The Scarsos have devoted the past five years to Pietro’s Fight. As the family attended countless medical consultations spanning across Iowa, Florida, California and Pennsylvania, they began partnering with families in parallel situations forming the Duchenne Alliance – a community to fund research and clinical trials of new drugs.
“When we saw what other families were doing, we knew we couldn’t just sit back and do nothing,” Dayna said. “We knew we had to fight.”
In 2015, the Scarsos learned of a trial conducted by the drug company – Sarepta Therapeutics, which was looking to expand the demographic of its subjects to include young boys in a 96-week trial. After a series of pre-screenings, Pietro was fortunate enough to be among the 20 young boys selected.
There are 78 potential genes that can malfunction to cause Duchenne muscular dystrophy. This experimental drug was aimed at slowing down the disease by supplementing one of Pietro’s missing dystrophin genes.
The Scarsos moved from New York City to Los Angeles in between school seasons for Pietro to receive injections and then continued treatments in Philadelphia each week.
Though Pietro still lacked physical strength, it was through his new drug regimen that allowed him to prove his mental endurance. With each blood test and intravenous injection, Pietro would grip on to his parents’ hands and sit through his appointments without a single complaint.
Within the first 16 weeks of taking the drug, the Scarsos watched Pietro’s stamina increase and shift his physical disposition. By the 63rd week, his positive results played a major role in receiving FDA approval to release the drug onto the market, a decision that would further the development of research for other strains of muscular dystrophy.
“The day I picked Pietro up from school, I told him ‘Babe, the drug was approved!’ and he smiled and said ‘so now all the other boys can get it, too?’ This is a huge victory for the whole community and really proves that what you do matters.”
Over the next 10 years, Dr. Kathryn Wagner, Pietro’s doctor predicts that “the cure could lie within stem-cell research,” but with the approval of Eteplirsen, the odds of finding an answer will be more feasible.
“We hope that one day this will be a thing of the past,” Dayna said. “This disease steals time from us, but because of this drug, we are given a greater chance to keep our boys. It will give patients with Duchenne a fighting chance at a normal life.”
In late September, the Scarsos hosted a 5K run in Brooklyn at the Veteran’s Memorial Pier to celebrate the accomplishment they had fought so hard for. In between hug-breaks and high-fives, Pietro could be seen off in the distance smiling and running alongside his friends on the racetrack, a sight the Scarsos once believed they’d never see.

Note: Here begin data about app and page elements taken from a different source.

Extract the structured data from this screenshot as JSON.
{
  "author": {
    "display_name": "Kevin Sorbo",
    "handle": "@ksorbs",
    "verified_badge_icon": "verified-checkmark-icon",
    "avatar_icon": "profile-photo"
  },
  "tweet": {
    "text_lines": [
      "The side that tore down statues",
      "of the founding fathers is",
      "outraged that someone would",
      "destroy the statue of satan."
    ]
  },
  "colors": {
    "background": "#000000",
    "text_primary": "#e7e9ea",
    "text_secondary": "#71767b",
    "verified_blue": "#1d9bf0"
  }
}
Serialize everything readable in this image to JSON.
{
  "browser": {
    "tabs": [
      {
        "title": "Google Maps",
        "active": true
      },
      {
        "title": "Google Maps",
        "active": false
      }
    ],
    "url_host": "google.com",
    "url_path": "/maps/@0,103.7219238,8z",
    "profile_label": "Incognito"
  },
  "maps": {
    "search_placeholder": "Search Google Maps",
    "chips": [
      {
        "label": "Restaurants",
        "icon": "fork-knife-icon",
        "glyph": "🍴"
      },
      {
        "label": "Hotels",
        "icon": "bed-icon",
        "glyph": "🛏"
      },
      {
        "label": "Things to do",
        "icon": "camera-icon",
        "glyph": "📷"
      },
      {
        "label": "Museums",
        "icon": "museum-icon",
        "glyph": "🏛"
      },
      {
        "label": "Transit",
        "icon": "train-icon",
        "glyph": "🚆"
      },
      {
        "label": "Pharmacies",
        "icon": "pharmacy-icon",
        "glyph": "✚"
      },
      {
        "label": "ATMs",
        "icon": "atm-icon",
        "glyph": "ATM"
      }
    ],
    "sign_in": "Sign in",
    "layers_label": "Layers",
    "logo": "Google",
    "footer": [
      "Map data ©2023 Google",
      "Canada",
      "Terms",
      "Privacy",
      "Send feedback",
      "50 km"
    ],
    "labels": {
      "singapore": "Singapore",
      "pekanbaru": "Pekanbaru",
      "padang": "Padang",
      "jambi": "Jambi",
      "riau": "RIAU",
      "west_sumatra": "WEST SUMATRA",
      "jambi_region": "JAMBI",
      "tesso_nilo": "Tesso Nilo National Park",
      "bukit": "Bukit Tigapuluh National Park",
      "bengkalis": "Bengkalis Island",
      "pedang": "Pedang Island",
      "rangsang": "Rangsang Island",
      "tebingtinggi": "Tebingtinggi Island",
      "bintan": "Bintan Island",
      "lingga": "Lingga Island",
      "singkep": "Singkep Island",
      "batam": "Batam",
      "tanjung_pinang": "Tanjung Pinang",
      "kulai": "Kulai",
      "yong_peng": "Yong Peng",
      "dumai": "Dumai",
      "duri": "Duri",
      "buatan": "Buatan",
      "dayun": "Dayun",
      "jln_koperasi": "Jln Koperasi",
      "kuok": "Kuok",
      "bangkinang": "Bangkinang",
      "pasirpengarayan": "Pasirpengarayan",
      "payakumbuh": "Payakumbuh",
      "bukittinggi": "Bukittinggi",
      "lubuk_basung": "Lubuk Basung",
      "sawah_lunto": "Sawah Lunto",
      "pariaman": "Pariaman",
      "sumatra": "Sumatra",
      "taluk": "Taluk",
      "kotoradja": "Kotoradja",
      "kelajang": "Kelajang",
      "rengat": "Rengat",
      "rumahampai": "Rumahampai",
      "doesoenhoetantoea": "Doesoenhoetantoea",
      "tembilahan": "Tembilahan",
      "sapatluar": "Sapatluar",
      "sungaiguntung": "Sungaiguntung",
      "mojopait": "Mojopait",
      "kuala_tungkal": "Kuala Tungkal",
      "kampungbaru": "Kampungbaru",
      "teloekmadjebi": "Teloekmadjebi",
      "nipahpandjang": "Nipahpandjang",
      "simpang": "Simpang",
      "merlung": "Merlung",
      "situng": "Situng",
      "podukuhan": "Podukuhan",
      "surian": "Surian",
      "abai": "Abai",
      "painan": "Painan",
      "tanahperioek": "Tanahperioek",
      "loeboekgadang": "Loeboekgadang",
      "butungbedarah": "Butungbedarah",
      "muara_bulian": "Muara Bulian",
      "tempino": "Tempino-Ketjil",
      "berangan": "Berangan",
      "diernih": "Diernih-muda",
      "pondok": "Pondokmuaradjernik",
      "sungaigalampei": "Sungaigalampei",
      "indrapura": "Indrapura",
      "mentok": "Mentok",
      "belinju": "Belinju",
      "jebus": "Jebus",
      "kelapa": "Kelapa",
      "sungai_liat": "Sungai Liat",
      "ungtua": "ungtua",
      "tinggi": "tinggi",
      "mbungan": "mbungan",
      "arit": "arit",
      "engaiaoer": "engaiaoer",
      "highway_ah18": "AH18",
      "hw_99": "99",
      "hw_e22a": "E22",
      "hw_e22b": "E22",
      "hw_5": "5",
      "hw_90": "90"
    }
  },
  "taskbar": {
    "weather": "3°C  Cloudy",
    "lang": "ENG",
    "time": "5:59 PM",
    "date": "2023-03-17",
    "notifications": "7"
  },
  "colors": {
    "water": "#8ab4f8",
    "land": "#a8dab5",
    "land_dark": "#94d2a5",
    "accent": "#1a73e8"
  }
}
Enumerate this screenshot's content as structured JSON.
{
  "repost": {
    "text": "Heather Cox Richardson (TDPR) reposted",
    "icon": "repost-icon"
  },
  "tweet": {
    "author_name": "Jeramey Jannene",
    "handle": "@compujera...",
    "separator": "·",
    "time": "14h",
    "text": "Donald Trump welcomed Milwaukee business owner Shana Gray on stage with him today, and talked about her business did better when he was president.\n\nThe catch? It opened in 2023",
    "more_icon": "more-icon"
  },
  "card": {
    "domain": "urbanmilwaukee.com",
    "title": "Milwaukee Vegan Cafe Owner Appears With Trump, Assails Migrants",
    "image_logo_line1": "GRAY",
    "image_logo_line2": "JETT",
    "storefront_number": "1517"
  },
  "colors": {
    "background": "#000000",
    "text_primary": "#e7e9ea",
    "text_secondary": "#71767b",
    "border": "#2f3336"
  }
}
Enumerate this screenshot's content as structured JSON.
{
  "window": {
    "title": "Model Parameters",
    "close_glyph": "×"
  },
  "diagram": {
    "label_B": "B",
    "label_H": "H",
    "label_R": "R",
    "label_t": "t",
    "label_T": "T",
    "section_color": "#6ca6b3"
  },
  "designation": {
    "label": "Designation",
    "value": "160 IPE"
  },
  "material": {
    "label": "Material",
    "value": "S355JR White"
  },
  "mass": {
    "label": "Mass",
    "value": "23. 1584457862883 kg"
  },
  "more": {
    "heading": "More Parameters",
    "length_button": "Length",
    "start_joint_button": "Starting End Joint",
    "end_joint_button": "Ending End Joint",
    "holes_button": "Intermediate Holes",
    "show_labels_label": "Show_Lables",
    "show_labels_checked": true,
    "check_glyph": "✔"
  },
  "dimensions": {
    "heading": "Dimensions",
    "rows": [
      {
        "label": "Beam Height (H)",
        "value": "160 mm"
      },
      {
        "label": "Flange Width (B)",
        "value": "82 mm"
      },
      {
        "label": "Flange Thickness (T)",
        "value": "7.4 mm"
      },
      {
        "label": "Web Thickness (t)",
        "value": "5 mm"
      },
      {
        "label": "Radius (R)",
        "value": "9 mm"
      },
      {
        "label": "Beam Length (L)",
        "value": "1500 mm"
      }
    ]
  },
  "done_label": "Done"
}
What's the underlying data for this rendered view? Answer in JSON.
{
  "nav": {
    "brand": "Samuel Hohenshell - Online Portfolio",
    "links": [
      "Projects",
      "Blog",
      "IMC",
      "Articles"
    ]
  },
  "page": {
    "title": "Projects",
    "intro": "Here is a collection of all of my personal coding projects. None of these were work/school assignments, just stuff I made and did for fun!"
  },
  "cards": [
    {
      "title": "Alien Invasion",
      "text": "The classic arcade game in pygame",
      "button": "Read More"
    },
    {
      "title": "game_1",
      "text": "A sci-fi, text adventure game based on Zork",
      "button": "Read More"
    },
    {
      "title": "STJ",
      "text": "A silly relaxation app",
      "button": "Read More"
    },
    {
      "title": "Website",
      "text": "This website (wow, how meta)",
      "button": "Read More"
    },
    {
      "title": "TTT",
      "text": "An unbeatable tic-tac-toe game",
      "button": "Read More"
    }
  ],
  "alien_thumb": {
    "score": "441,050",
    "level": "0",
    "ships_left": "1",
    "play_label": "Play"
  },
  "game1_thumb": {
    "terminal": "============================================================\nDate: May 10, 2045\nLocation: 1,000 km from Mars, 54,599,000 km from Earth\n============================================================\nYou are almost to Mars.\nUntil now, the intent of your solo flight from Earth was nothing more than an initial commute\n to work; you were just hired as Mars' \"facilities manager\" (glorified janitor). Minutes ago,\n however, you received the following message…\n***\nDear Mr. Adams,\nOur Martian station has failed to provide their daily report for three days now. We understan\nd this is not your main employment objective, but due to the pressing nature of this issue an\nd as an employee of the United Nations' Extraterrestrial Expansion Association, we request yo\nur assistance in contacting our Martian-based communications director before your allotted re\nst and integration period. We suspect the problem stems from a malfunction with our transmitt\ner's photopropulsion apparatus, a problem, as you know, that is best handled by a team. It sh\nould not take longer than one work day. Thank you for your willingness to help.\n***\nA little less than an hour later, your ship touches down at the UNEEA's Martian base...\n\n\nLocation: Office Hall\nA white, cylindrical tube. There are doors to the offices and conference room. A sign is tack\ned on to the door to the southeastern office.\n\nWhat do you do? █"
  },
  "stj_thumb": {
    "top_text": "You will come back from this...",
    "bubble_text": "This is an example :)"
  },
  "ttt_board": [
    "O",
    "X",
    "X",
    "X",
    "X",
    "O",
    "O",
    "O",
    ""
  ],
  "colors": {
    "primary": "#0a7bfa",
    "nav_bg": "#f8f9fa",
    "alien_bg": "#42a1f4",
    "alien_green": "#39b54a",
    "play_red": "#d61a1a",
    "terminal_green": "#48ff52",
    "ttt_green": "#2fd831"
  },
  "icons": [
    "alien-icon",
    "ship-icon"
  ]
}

“Everyone in their life should witness a miracle,” said Samantha Altilio, executive director of Pietro’s Fight. “Pietro’s not only mine and his family’s, but he’s the community’s miracle.”